** Description of the task **
Without including the pictures, copy each line below exactly as it reads.

** Material supplied **
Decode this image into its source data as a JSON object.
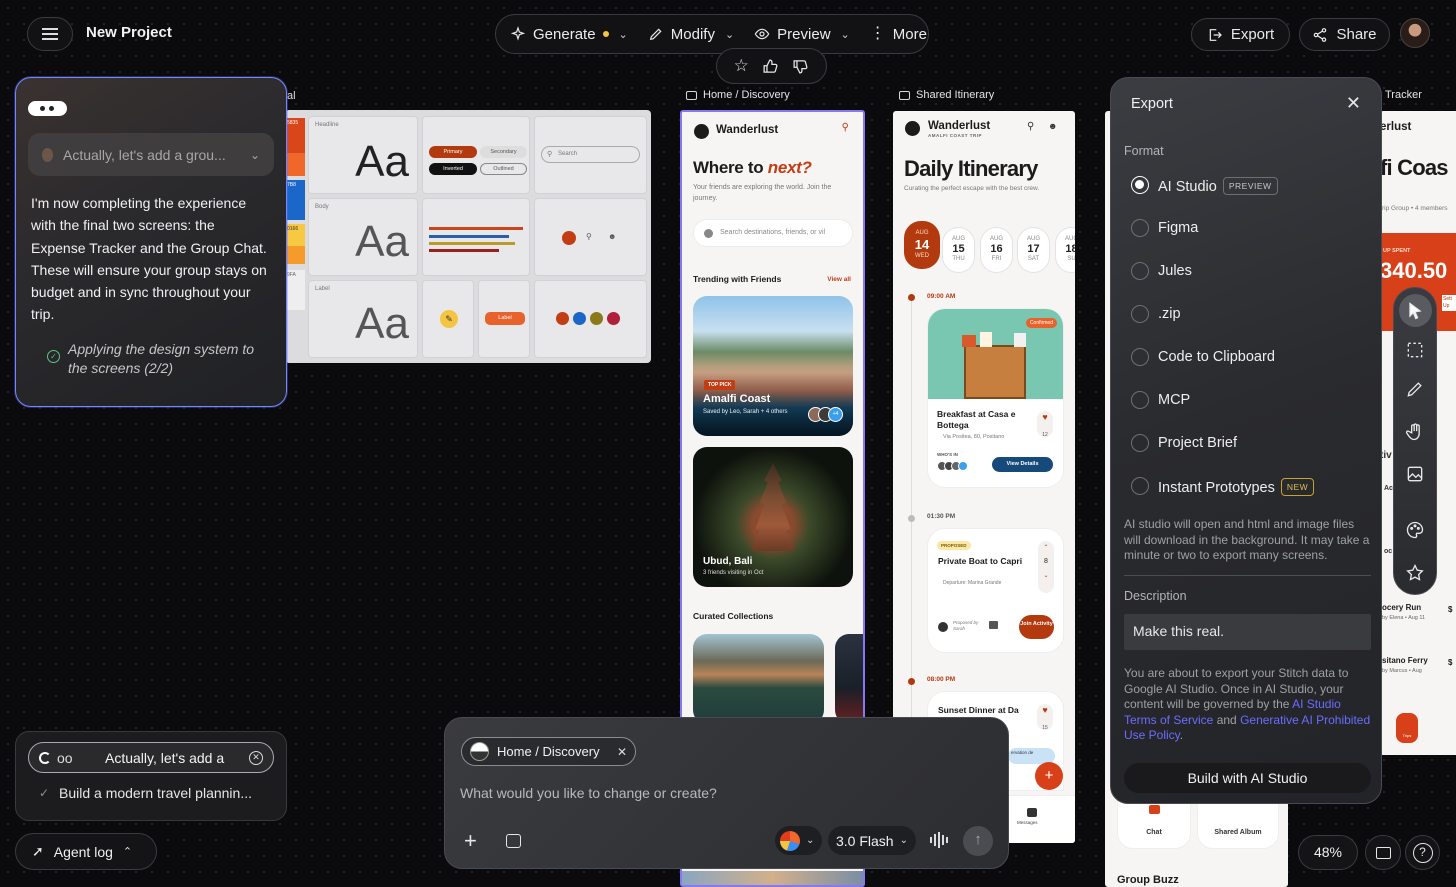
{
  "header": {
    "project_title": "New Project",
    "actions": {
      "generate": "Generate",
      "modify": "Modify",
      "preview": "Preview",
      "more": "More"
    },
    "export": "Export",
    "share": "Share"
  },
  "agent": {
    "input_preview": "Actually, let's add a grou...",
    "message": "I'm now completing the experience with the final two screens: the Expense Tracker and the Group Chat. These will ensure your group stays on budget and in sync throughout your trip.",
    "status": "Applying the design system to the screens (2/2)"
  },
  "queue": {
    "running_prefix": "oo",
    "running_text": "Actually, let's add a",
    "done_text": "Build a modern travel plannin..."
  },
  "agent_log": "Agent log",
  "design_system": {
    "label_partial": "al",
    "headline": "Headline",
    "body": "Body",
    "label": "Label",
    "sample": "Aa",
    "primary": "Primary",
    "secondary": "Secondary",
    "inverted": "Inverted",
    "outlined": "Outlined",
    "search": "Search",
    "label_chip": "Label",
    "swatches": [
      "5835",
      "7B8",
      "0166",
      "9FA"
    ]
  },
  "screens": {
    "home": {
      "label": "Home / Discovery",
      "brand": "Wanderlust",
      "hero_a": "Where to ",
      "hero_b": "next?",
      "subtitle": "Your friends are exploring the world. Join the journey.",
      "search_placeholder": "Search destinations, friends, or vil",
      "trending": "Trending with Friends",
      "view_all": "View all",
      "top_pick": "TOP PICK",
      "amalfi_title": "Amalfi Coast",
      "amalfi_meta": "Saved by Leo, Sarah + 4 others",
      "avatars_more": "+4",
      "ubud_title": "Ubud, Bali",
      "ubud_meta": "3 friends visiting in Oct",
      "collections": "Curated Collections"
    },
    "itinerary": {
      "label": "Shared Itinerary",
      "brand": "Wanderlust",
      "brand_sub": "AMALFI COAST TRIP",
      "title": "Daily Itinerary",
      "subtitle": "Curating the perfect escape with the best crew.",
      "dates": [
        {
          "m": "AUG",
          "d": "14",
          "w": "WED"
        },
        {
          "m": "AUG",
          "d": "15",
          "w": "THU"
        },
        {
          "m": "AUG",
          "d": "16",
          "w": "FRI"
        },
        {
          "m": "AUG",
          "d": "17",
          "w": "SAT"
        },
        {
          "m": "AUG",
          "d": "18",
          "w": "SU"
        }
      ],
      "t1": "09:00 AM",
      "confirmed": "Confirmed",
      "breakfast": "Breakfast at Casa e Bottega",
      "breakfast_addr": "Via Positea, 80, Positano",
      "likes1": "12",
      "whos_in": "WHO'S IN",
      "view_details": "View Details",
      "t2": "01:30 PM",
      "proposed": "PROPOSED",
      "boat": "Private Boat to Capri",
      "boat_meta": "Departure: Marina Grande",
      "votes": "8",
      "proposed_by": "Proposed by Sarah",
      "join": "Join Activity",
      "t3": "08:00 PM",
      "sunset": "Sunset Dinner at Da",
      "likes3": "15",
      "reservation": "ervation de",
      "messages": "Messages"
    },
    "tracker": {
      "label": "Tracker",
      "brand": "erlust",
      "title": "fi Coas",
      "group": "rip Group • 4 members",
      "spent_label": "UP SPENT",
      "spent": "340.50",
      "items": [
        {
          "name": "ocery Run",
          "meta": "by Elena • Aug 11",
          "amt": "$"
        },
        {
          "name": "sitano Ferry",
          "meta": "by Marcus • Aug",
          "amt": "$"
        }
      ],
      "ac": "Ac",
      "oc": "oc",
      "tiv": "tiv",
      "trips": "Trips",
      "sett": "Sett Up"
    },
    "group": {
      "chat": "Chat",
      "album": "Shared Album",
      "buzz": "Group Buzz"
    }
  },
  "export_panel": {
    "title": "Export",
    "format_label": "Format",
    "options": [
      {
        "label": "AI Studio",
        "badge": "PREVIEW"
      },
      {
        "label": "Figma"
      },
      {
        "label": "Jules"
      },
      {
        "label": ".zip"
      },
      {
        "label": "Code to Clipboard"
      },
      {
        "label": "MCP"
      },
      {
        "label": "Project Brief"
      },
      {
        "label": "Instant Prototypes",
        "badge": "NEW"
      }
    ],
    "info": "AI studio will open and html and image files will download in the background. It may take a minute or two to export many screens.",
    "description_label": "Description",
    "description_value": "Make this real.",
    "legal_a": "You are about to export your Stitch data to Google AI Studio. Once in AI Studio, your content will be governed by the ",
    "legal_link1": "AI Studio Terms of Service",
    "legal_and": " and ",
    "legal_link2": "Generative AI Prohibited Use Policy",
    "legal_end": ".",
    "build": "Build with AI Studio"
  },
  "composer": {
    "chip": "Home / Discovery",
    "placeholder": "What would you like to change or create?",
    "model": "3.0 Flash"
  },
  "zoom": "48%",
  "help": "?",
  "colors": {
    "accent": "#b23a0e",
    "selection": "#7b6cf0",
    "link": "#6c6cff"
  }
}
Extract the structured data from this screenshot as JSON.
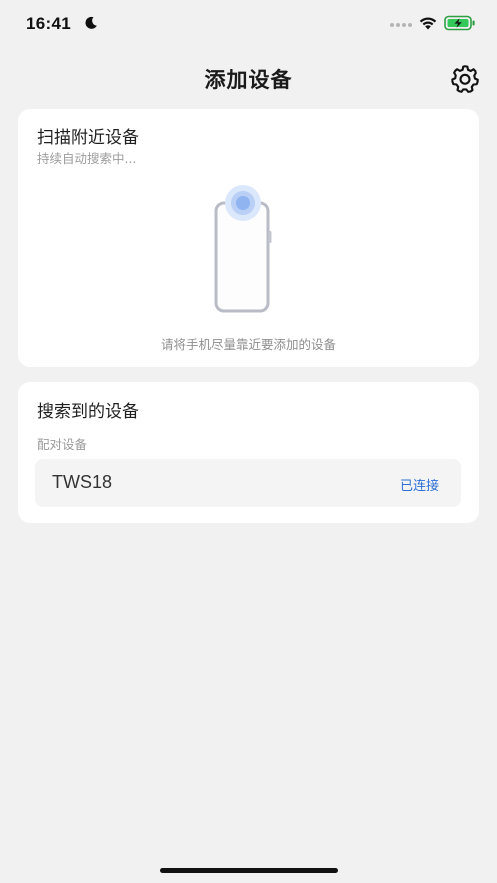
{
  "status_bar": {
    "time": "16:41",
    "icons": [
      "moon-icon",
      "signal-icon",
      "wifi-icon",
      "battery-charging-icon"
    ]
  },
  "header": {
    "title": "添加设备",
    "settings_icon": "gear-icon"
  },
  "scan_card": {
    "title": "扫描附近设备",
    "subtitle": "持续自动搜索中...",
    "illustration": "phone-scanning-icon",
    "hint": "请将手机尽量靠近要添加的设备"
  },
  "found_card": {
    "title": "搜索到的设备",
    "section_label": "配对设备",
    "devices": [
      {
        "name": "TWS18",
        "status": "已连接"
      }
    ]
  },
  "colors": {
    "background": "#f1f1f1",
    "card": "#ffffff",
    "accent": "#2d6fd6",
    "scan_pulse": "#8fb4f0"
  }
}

** Written response **
Decode this image into its source data as a JSON object.
{
  "header": {
    "project_title": "New Project",
    "actions": {
      "generate": "Generate",
      "modify": "Modify",
      "preview": "Preview",
      "more": "More"
    },
    "export": "Export",
    "share": "Share"
  },
  "agent": {
    "input_preview": "Actually, let's add a grou...",
    "message": "I'm now completing the experience with the final two screens: the Expense Tracker and the Group Chat. These will ensure your group stays on budget and in sync throughout your trip.",
    "status": "Applying the design system to the screens (2/2)"
  },
  "queue": {
    "running_prefix": "oo",
    "running_text": "Actually, let's add a",
    "done_text": "Build a modern travel plannin..."
  },
  "agent_log": "Agent log",
  "design_system": {
    "label_partial": "al",
    "headline": "Headline",
    "body": "Body",
    "label": "Label",
    "sample": "Aa",
    "primary": "Primary",
    "secondary": "Secondary",
    "inverted": "Inverted",
    "outlined": "Outlined",
    "search": "Search",
    "label_chip": "Label",
    "swatches": [
      "5835",
      "7B8",
      "0166",
      "9FA"
    ]
  },
  "screens": {
    "home": {
      "label": "Home / Discovery",
      "brand": "Wanderlust",
      "hero_a": "Where to ",
      "hero_b": "next?",
      "subtitle": "Your friends are exploring the world. Join the journey.",
      "search_placeholder": "Search destinations, friends, or vil",
      "trending": "Trending with Friends",
      "view_all": "View all",
      "top_pick": "TOP PICK",
      "amalfi_title": "Amalfi Coast",
      "amalfi_meta": "Saved by Leo, Sarah + 4 others",
      "avatars_more": "+4",
      "ubud_title": "Ubud, Bali",
      "ubud_meta": "3 friends visiting in Oct",
      "collections": "Curated Collections"
    },
    "itinerary": {
      "label": "Shared Itinerary",
      "brand": "Wanderlust",
      "brand_sub": "AMALFI COAST TRIP",
      "title": "Daily Itinerary",
      "subtitle": "Curating the perfect escape with the best crew.",
      "dates": [
        {
          "m": "AUG",
          "d": "14",
          "w": "WED"
        },
        {
          "m": "AUG",
          "d": "15",
          "w": "THU"
        },
        {
          "m": "AUG",
          "d": "16",
          "w": "FRI"
        },
        {
          "m": "AUG",
          "d": "17",
          "w": "SAT"
        },
        {
          "m": "AUG",
          "d": "18",
          "w": "SU"
        }
      ],
      "t1": "09:00 AM",
      "confirmed": "Confirmed",
      "breakfast": "Breakfast at Casa e Bottega",
      "breakfast_addr": "Via Positea, 80, Positano",
      "likes1": "12",
      "whos_in": "WHO'S IN",
      "view_details": "View Details",
      "t2": "01:30 PM",
      "proposed": "PROPOSED",
      "boat": "Private Boat to Capri",
      "boat_meta": "Departure: Marina Grande",
      "votes": "8",
      "proposed_by": "Proposed by Sarah",
      "join": "Join Activity",
      "t3": "08:00 PM",
      "sunset": "Sunset Dinner at Da",
      "likes3": "15",
      "reservation": "ervation de",
      "messages": "Messages"
    },
    "tracker": {
      "label": "Tracker",
      "brand": "erlust",
      "title": "fi Coas",
      "group": "rip Group • 4 members",
      "spent_label": "UP SPENT",
      "spent": "340.50",
      "items": [
        {
          "name": "ocery Run",
          "meta": "by Elena • Aug 11",
          "amt": "$"
        },
        {
          "name": "sitano Ferry",
          "meta": "by Marcus • Aug",
          "amt": "$"
        }
      ],
      "ac": "Ac",
      "oc": "oc",
      "tiv": "tiv",
      "trips": "Trips",
      "sett": "Sett Up"
    },
    "group": {
      "chat": "Chat",
      "album": "Shared Album",
      "buzz": "Group Buzz"
    }
  },
  "export_panel": {
    "title": "Export",
    "format_label": "Format",
    "options": [
      {
        "label": "AI Studio",
        "badge": "PREVIEW"
      },
      {
        "label": "Figma"
      },
      {
        "label": "Jules"
      },
      {
        "label": ".zip"
      },
      {
        "label": "Code to Clipboard"
      },
      {
        "label": "MCP"
      },
      {
        "label": "Project Brief"
      },
      {
        "label": "Instant Prototypes",
        "badge": "NEW"
      }
    ],
    "info": "AI studio will open and html and image files will download in the background. It may take a minute or two to export many screens.",
    "description_label": "Description",
    "description_value": "Make this real.",
    "legal_a": "You are about to export your Stitch data to Google AI Studio. Once in AI Studio, your content will be governed by the ",
    "legal_link1": "AI Studio Terms of Service",
    "legal_and": " and ",
    "legal_link2": "Generative AI Prohibited Use Policy",
    "legal_end": ".",
    "build": "Build with AI Studio"
  },
  "composer": {
    "chip": "Home / Discovery",
    "placeholder": "What would you like to change or create?",
    "model": "3.0 Flash"
  },
  "zoom": "48%",
  "help": "?",
  "colors": {
    "accent": "#b23a0e",
    "selection": "#7b6cf0",
    "link": "#6c6cff"
  }
}
Extract the structured data from this screenshot as JSON.
{
  "status_bar": {
    "time": "16:41",
    "icons": [
      "moon-icon",
      "signal-icon",
      "wifi-icon",
      "battery-charging-icon"
    ]
  },
  "header": {
    "title": "添加设备",
    "settings_icon": "gear-icon"
  },
  "scan_card": {
    "title": "扫描附近设备",
    "subtitle": "持续自动搜索中...",
    "illustration": "phone-scanning-icon",
    "hint": "请将手机尽量靠近要添加的设备"
  },
  "found_card": {
    "title": "搜索到的设备",
    "section_label": "配对设备",
    "devices": [
      {
        "name": "TWS18",
        "status": "已连接"
      }
    ]
  },
  "colors": {
    "background": "#f1f1f1",
    "card": "#ffffff",
    "accent": "#2d6fd6",
    "scan_pulse": "#8fb4f0"
  }
}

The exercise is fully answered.